TASK TO COMPLETE :: Report, as a bare number, how many lines of the material below contain the word "Type".

::::::

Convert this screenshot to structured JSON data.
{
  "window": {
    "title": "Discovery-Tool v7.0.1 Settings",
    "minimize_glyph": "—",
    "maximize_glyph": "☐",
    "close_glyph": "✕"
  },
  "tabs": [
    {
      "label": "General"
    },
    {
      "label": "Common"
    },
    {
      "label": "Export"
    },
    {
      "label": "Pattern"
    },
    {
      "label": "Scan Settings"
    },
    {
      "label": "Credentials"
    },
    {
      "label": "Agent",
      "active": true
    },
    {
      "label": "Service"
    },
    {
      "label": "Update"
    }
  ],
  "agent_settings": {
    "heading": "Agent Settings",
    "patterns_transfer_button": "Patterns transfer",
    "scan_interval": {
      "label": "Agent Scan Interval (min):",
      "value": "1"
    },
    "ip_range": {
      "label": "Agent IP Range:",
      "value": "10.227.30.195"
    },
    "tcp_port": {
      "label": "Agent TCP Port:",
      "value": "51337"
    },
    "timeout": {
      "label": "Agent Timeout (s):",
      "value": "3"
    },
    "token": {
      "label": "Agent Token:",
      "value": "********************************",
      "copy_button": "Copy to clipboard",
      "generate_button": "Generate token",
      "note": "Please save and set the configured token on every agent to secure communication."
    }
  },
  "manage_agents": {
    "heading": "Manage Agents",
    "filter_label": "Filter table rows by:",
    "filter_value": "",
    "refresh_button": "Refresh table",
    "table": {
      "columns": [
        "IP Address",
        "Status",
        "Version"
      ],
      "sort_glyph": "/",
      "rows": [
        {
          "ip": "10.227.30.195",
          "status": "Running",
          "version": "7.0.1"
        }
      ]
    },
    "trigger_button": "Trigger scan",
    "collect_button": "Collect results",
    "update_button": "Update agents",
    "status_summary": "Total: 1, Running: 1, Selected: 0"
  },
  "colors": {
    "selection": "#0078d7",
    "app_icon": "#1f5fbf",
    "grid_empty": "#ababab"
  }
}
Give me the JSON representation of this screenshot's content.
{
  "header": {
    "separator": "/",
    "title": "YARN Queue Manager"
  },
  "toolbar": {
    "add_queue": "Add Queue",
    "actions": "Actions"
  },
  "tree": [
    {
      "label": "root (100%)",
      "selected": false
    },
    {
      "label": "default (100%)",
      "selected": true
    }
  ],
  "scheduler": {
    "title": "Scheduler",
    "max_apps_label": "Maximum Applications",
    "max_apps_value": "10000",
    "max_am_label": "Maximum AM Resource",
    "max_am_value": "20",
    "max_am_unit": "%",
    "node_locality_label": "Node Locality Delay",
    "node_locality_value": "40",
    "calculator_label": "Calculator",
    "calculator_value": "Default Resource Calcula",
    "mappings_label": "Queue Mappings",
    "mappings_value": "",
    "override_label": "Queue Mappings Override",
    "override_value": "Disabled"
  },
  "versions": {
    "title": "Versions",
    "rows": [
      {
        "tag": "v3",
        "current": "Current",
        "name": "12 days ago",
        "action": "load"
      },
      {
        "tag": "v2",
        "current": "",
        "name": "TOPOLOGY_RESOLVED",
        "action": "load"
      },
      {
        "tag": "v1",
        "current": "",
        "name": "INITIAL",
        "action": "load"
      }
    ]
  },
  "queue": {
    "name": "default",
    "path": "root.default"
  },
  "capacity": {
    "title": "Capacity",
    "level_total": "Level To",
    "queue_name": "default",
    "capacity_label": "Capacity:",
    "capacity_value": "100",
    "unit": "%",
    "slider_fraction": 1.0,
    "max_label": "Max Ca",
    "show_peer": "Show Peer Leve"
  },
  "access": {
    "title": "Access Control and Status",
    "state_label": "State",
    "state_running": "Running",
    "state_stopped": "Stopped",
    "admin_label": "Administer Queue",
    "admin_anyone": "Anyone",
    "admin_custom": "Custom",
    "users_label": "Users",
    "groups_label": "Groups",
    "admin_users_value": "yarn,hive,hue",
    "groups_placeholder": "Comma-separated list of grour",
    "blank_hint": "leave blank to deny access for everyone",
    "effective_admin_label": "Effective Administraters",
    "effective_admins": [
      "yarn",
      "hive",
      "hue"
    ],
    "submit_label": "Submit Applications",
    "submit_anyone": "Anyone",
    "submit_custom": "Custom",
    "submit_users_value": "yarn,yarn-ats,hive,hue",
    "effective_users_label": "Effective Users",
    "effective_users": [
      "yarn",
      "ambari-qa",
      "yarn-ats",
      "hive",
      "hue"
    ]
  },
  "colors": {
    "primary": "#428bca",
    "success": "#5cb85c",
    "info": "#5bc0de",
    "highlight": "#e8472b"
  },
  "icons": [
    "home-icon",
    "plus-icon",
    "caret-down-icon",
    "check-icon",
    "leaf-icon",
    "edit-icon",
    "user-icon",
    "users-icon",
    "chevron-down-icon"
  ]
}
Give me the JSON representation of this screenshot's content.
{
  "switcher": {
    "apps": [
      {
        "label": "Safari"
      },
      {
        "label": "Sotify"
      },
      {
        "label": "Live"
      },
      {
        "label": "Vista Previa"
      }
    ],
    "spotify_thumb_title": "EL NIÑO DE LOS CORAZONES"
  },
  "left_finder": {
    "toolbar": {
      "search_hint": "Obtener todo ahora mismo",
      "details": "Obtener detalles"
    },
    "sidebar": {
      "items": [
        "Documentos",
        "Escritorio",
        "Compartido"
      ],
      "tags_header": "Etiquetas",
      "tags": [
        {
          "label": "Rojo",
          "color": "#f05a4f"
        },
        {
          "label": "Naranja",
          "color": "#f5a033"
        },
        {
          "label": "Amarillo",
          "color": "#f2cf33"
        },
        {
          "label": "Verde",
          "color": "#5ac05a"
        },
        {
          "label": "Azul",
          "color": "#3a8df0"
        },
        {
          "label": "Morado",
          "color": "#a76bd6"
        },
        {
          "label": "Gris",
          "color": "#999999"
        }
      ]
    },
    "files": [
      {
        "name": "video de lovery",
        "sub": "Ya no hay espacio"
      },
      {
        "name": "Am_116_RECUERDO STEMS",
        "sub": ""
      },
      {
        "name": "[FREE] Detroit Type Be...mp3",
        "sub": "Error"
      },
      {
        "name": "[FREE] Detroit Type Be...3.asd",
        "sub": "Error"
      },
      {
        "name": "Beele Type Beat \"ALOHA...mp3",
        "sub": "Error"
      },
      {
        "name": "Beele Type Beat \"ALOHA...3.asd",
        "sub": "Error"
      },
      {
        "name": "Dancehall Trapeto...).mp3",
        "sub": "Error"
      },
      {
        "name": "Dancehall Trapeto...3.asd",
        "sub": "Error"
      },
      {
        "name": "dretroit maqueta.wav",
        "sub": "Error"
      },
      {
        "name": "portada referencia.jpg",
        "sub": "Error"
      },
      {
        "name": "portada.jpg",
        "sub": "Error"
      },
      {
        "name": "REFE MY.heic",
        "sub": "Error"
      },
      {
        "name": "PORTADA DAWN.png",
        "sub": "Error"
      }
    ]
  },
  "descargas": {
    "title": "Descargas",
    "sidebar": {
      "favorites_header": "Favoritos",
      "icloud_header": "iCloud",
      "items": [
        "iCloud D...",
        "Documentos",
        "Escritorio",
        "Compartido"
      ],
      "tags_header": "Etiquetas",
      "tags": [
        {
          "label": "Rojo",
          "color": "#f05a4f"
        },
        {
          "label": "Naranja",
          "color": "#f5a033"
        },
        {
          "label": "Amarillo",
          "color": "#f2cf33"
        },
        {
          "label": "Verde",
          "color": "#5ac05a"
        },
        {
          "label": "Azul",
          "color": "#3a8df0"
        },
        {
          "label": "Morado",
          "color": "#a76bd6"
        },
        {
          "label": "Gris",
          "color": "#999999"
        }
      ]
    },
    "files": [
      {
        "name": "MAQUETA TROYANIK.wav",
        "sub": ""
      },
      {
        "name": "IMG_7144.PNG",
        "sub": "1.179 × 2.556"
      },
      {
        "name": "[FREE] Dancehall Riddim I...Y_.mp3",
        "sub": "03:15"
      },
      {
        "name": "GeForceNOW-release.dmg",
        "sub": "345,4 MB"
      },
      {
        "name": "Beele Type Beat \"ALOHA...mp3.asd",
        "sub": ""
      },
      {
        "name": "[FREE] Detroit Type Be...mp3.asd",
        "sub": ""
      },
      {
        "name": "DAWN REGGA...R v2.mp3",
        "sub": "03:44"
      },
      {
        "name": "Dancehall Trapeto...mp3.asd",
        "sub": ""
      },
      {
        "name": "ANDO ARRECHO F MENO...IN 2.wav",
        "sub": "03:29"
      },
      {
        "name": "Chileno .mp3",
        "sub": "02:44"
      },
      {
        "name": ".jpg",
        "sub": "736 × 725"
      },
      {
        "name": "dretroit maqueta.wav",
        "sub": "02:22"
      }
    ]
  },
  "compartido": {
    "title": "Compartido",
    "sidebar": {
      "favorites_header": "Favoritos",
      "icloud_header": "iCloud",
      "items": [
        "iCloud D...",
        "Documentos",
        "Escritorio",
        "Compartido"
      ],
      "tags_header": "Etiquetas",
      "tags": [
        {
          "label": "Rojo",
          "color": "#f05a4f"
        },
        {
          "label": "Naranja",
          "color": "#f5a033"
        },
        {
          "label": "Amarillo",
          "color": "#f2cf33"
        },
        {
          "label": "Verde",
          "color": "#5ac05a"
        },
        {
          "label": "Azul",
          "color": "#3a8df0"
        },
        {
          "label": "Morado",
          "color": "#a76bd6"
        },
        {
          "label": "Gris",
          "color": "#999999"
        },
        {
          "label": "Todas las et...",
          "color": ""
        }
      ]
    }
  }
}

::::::

ANSWER FOR THIS EXERCISE :: 6